Voice in Columbus
COLUMBUS — The movers and shakers of Columbus had the full attention of Lawrence County on Thursday.
More than 75 business representatives, economic development members and elected officials joined the Greater Lawrence County Area Chamber of Commerce at the capital to focus on issues important to the region – transportation, economic development and legislative.
The trip was part of the chamber’s popular Legislative Day.
Now in its 17th year, the annual conference allows state senators, representatives and other political figures in Columbus to sit down one-on-one with Lawrence County to discuss problems, possible resources and solutions affecting the county in three separate, two-hour breakout sessions.
Thursday’s keynote speaker at an afternoon luncheon in the statehouse’s atrium was Interim Director of Development Mark Barbash. Chief architect of economic development strategy for Gov. Ted Strickland, Barbash talked about the challenges currently facing the state and how it can turn around.
“Economic development is a critical component to growing the state,” Barbash told the lunch crowd. “We currently have 800 prospects under consideration which could result in more than 35,000 jobs.”
Some items Barbash focused on in his speech were the day-to-day impact the economy has on government, the importance of making existing businesses a priority and the elimination of “boundary thinking” when it comes to expanding in the Tri-State area.
In closing, Barbash said that despite the enormous challenges, Ohio is about its residents.
“We have challenges with limited resources and a tough economy, but the assets the state has are its people.”
Following Barbash’s speech, representatives gave updates on their breakout sessions.
Gary Cochenour, project manager of the Ohio Department of Transportation, and Ralph Kline of the Ironton-Lawrence County Community Action Organization gave updates on the still-unfunded, $140 million Chesapeake Bypass and a 2012 timetable on the reconstruction of the Ironton-Russell Bridge which now is funded in part by ODOT’s major bridge program.
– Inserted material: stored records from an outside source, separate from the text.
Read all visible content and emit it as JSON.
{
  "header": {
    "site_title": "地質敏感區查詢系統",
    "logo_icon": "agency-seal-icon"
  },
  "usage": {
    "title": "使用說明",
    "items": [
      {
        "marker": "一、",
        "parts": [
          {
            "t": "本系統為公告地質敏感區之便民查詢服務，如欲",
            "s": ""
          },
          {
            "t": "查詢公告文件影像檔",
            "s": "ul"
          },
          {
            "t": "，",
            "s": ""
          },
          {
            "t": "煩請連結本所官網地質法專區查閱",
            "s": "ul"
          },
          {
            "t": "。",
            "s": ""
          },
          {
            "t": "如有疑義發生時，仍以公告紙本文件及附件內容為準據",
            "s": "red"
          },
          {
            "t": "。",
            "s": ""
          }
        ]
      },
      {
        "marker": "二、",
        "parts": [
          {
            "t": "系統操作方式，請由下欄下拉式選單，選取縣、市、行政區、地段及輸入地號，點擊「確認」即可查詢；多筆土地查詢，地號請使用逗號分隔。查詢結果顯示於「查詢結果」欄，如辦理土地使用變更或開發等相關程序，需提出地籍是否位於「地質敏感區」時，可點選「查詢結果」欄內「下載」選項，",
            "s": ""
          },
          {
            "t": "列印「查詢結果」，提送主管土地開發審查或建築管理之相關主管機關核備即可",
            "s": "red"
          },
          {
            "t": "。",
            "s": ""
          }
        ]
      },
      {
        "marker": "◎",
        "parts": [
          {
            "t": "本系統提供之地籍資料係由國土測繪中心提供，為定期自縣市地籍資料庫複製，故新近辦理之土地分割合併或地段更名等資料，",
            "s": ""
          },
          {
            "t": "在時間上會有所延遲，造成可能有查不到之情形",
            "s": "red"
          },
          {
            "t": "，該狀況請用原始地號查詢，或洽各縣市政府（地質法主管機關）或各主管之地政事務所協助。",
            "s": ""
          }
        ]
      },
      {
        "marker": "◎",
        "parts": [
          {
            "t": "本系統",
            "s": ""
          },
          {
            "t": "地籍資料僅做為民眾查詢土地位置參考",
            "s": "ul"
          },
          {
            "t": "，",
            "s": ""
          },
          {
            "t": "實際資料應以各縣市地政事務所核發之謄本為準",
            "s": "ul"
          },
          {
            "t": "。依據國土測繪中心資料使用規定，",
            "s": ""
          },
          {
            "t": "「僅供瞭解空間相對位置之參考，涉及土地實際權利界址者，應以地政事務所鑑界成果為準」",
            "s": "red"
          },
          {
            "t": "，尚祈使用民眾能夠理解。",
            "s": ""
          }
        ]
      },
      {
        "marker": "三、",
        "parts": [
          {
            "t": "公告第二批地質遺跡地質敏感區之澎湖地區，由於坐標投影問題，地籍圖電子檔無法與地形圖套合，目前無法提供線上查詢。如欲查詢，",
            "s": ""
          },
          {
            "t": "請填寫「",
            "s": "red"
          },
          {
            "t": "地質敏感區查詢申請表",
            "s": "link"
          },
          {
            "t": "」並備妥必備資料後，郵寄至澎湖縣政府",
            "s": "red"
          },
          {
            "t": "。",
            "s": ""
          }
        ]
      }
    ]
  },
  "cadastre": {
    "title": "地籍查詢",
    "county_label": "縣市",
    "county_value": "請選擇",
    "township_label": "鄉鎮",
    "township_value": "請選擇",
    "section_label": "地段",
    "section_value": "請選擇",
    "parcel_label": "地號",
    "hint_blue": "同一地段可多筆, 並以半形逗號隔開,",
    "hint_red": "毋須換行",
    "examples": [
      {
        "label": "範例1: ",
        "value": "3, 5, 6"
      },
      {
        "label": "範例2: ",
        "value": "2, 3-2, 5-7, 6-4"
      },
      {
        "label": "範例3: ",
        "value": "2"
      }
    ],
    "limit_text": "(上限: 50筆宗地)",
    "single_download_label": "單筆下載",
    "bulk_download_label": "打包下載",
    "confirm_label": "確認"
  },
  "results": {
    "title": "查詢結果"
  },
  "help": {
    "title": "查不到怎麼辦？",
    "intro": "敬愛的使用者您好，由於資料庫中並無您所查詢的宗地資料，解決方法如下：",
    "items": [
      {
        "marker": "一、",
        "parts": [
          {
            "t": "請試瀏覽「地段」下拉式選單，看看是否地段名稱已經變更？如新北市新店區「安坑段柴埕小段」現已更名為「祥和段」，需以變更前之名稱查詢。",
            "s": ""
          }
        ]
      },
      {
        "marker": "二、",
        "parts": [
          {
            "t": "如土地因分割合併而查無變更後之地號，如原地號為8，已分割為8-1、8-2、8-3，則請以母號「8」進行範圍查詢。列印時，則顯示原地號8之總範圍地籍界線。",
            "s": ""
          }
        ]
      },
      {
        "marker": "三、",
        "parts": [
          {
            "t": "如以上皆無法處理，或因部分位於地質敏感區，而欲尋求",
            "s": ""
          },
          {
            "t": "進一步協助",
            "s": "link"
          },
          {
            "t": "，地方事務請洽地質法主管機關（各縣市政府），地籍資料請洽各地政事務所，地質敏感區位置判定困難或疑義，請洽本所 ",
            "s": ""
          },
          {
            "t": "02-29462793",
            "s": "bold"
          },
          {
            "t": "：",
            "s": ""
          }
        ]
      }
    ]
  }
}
Cochenour said in total Lawrence County received nearly $20 million worth of construction projects for fiscal year 2009.
On the economic development side, Dan Mooney, president of the Lawrence Economic Development Corporation, highlighted several job growth opportunities within the county along with in-state and out-of-state partnerships including development at The Point industrial park in South Point and the proposed St. Mary’s clinic at State Route 141 and U.S. 52 in Ironton.
The breakout session also focused on the current wage structures and its underemployment issues.